Joint Models

Lecturer: Jan Beyersmann
Exercises taught by:
Karin Schreiber


General Information

LanguageEnglish
Lectures2 h
Exercises1 h

Time and Venue

LecturesTuesday, 10:00 a.m., He22/E18
ExerciseThursday, 05:00 p.m., He22/E18

Exam:

Exam: oral exam (February 9th, 2016)


General Informations:

Prerequisites: The level of the course is roughly that of a first year's master course in Mathematical Biometry. Basic knowledge of standard survival analysis, general linear models and of R is helpful.

Exam: In order to be admitted to the exam, students must have made a meaningful attempt to solve at least 80% of all Problems.


Contents: Roughly speaking, survival analysis focuses on the occurrence of events, while the analysis of longitudinal data focuses on the development of covariates or markers over the course of time. A classical example from medical research is time-to-death in HIV patients and CD4 cell counts; the latter measure viral load. However, the distinction between the analysis of survival data and the analysis of longitudinal measurements is artificial. Joint models aim at an integrated analysis.
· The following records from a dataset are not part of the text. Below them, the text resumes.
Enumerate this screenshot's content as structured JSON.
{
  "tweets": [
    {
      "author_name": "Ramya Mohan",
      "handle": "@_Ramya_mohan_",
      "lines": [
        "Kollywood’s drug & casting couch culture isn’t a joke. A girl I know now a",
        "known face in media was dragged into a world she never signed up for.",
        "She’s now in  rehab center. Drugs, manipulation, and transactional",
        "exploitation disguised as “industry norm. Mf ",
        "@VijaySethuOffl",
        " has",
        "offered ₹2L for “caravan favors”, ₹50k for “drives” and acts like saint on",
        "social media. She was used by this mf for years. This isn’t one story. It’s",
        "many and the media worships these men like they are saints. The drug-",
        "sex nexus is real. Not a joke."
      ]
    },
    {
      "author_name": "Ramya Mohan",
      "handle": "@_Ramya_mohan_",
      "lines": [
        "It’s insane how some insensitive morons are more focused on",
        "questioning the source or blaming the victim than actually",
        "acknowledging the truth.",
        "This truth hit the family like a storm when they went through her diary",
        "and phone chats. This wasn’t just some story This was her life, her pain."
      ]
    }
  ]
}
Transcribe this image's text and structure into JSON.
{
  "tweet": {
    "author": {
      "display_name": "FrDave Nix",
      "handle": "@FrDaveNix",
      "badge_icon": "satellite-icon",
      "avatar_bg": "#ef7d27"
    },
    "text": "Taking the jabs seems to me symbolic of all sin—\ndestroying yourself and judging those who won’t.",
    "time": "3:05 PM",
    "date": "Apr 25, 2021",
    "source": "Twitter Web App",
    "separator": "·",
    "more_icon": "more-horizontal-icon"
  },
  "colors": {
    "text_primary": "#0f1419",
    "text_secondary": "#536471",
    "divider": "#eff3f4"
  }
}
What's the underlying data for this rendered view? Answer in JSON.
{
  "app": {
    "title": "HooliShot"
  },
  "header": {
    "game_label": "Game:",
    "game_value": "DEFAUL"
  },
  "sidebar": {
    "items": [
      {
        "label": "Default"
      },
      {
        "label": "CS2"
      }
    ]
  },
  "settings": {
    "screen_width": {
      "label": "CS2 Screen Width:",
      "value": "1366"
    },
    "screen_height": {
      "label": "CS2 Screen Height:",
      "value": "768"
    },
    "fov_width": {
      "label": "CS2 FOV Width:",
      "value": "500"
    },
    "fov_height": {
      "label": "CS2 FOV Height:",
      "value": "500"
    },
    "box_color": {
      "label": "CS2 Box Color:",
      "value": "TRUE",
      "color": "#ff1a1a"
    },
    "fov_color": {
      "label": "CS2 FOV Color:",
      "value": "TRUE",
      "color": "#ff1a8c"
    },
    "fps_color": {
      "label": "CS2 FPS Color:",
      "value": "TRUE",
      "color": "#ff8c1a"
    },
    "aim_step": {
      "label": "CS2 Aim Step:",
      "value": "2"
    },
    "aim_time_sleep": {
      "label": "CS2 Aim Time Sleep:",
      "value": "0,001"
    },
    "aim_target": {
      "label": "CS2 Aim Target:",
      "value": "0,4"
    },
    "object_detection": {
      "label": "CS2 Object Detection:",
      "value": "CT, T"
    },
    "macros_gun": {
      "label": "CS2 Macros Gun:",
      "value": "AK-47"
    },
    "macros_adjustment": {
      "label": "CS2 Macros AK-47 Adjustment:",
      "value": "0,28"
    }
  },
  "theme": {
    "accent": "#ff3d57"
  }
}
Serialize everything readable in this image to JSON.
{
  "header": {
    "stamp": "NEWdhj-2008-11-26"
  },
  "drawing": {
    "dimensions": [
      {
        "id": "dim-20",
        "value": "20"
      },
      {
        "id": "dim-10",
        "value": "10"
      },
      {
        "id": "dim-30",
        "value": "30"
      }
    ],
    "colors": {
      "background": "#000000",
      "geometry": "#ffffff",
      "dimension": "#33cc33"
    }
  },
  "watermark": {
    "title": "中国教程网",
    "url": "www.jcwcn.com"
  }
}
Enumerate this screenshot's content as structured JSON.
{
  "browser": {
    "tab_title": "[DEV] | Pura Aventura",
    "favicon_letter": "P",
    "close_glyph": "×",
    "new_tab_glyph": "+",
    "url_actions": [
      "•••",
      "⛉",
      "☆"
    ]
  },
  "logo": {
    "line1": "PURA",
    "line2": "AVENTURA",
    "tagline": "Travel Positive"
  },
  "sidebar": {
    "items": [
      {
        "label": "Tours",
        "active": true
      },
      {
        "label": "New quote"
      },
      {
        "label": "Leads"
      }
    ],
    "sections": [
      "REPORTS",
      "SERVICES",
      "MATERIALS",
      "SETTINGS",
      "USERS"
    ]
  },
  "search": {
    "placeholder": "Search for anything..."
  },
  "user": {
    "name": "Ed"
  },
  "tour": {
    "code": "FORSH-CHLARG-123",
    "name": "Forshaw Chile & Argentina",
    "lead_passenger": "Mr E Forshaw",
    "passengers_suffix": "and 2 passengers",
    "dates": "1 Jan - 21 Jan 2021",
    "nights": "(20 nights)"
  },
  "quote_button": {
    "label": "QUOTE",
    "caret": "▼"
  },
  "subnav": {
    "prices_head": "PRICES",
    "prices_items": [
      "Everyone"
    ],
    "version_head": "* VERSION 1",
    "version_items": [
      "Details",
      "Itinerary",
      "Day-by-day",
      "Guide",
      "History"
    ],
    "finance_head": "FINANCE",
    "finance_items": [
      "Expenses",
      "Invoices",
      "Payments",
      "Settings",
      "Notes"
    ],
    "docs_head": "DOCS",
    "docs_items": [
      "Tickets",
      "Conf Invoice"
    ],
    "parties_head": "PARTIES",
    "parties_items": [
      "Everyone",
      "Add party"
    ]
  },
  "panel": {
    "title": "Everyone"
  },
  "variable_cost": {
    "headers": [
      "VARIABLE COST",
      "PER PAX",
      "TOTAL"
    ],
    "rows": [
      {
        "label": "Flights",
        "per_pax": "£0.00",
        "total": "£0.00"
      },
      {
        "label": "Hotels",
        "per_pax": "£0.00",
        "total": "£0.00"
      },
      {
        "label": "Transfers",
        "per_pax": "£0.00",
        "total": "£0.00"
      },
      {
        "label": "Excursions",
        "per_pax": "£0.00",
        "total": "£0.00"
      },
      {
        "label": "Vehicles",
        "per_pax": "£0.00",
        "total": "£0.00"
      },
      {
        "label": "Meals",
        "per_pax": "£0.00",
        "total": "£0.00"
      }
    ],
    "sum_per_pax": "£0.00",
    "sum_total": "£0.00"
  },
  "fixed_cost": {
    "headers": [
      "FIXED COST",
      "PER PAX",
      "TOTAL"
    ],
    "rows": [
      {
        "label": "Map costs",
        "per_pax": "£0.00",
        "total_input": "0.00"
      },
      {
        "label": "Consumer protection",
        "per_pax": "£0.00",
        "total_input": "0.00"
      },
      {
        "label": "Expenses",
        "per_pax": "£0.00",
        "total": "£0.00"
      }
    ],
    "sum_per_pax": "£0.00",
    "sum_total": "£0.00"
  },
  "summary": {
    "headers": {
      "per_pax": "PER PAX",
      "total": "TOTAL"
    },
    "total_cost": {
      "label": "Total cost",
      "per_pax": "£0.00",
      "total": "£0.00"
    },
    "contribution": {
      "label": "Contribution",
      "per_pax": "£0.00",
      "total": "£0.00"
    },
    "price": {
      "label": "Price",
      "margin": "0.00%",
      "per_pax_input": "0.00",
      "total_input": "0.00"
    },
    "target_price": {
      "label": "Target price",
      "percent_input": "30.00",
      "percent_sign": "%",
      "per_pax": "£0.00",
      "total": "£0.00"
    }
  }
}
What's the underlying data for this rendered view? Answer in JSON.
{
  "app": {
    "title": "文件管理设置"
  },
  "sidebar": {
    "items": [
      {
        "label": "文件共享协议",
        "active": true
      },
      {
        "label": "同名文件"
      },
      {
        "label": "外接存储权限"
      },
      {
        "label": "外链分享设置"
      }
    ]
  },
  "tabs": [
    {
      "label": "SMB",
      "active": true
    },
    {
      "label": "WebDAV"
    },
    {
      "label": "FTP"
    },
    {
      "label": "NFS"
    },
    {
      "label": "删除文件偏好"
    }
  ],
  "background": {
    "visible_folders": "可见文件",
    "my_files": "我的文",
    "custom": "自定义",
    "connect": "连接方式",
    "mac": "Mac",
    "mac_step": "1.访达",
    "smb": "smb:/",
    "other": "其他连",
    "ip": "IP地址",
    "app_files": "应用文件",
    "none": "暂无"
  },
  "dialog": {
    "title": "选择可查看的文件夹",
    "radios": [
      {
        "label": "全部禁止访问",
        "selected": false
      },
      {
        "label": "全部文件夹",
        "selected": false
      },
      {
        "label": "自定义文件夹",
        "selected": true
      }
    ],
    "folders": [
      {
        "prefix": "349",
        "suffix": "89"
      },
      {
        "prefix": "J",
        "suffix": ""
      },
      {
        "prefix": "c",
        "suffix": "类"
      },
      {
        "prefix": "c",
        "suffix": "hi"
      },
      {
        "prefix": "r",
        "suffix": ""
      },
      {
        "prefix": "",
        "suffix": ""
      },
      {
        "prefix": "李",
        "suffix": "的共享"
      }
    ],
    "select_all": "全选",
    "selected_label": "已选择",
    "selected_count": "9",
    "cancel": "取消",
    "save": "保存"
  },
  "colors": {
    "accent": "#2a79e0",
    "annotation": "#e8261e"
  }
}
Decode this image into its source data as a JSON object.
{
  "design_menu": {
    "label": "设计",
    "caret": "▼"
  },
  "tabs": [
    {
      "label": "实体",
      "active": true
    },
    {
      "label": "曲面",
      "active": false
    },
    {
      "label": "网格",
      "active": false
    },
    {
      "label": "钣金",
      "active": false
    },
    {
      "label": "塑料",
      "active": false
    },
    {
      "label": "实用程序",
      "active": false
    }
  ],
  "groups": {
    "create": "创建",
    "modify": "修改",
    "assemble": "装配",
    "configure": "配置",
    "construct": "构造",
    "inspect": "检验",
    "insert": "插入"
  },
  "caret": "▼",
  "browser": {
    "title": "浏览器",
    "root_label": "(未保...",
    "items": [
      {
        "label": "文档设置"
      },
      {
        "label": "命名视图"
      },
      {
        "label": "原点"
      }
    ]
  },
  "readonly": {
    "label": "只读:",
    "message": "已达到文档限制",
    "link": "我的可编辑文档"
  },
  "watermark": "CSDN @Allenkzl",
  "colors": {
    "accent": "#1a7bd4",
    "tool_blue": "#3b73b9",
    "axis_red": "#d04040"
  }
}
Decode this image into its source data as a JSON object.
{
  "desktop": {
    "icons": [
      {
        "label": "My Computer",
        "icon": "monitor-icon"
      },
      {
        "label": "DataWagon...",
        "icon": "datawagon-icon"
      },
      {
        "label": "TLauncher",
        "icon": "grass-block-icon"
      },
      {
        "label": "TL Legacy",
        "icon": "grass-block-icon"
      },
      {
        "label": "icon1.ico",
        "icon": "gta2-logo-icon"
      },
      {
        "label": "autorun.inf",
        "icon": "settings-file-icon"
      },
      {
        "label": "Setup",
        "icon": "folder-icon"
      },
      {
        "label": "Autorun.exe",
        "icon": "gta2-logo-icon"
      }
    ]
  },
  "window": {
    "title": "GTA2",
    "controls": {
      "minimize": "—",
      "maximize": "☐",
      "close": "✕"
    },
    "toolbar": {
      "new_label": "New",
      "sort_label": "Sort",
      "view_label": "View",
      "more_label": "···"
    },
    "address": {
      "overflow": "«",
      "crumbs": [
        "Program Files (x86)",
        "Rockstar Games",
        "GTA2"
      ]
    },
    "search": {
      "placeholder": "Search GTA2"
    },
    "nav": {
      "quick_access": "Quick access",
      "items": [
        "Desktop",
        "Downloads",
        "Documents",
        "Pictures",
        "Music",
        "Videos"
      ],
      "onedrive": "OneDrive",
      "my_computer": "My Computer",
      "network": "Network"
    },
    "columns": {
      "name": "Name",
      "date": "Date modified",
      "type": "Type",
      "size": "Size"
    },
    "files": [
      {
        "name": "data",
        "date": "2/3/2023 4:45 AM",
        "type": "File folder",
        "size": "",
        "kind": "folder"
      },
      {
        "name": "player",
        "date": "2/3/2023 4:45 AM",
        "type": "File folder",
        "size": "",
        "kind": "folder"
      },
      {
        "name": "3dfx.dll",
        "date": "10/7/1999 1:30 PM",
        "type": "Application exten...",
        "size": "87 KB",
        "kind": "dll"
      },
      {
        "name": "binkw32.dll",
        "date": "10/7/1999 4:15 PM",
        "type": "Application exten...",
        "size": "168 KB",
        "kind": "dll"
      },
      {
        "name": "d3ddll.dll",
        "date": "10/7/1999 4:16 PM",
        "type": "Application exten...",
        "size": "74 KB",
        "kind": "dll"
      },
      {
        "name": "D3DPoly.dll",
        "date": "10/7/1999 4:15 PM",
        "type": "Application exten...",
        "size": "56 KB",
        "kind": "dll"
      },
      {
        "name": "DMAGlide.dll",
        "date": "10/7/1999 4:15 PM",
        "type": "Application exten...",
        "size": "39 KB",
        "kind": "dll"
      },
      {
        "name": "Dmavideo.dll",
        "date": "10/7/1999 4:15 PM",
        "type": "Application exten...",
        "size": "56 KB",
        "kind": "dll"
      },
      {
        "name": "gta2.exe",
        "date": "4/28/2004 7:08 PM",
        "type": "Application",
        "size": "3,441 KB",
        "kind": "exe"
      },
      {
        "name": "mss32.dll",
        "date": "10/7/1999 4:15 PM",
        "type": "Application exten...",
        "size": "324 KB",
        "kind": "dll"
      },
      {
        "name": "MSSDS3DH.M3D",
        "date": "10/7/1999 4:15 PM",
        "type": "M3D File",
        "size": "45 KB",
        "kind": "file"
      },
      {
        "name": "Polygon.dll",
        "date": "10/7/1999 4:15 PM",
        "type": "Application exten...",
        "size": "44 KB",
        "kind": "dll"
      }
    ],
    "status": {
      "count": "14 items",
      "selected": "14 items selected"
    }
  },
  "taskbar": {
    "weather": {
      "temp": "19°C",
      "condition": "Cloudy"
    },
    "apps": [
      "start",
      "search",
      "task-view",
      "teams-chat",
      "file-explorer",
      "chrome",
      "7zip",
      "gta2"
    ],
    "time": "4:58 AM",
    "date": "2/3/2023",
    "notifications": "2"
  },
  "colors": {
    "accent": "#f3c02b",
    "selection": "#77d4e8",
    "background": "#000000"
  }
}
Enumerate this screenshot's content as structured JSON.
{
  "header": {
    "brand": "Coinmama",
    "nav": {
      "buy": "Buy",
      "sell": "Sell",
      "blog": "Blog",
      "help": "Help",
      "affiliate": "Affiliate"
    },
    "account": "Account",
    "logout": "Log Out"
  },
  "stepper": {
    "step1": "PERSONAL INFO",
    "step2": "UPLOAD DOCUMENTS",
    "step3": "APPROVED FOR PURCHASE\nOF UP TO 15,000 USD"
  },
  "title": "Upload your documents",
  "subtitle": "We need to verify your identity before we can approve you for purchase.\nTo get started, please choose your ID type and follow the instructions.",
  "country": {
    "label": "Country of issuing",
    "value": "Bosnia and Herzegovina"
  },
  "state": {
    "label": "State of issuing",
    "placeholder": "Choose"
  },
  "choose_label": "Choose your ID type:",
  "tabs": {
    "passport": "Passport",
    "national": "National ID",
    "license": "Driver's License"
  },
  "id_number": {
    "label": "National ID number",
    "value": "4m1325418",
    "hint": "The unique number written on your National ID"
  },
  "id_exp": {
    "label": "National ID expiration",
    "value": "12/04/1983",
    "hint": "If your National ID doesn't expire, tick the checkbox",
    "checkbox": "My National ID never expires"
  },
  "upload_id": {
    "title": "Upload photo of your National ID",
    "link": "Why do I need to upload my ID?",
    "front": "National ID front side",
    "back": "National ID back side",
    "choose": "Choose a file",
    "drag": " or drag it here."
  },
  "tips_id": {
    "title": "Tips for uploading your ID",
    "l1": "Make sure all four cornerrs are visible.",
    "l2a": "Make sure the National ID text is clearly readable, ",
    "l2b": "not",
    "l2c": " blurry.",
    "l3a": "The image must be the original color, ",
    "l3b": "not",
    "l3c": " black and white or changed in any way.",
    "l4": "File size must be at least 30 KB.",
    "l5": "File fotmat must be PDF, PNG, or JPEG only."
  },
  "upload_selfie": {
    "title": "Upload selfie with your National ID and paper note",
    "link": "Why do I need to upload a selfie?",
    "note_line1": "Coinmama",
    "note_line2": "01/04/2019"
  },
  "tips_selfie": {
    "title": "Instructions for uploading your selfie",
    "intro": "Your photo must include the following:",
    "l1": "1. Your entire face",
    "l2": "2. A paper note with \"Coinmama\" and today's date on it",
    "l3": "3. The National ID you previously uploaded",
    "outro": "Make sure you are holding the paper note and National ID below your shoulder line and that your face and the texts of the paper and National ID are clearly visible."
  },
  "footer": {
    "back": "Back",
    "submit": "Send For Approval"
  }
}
As these models may not have found their final form yet, the lecture potentially touches upon rather recent research work towards the end of the semester, including causal modeling and updated prediction. 


Exercise Sheets:

The exercise sheets are on the SLC.


Literature:

D Rizopoulos: Joint models for longitudinal and time-to-event data (with applications in R). CRC, Boca Raton, 2012

O Aalen: Armitage lecture 2010: Understanding treatment effects: the value of integrating longitudinal data and survival analysis, Statistics in Medicine 2012, 31, 1903--1917


 

 

Joint Models

Lecturer: Jan Beyersmann
Exercises taught by:
Karin Schreiber


General Information

LanguageEnglish
Lectures2 h
Exercises1 h

Time and Venue

LecturesTuesday, 10:00 a.m., He22/E18
ExerciseThursday, 05:00 p.m., He22/E18

Exam:

Exam: oral exam (February 9th, 2016)


General Informations:

Prerequisites: The level of the course is roughly that of a first year's master course in Mathematical Biometry. Basic knowledge of standard survival analysis, general linear models and of R is helpful.

Exam: In order to be admitted to the exam, students must have made a meaningful attempt to solve at least 80% of all Problems.


Contents: Roughly speaking, survival analysis focuses on the occurrence of events, while the analysis of longitudinal data focuses on the development of covariates or markers over the course of time. A classical example from medical research is time-to-death in HIV patients and CD4 cell counts; the latter measure viral load. However, the distinction between the analysis of survival data and the analysis of longitudinal measurements is artificial. Joint models aim at an integrated analysis. As these models may not have found their final form yet, the lecture potentially touches upon rather recent research work towards the end of the semester, including causal modeling and updated prediction. 


Exercise Sheets:

The exercise sheets are on the SLC.


Literature:

D Rizopoulos: Joint models for longitudinal and time-to-event data (with applications in R). CRC, Boca Raton, 2012

O Aalen: Armitage lecture 2010: Understanding treatment effects: the value of integrating longitudinal data and survival analysis, Statistics in Medicine 2012, 31, 1903--1917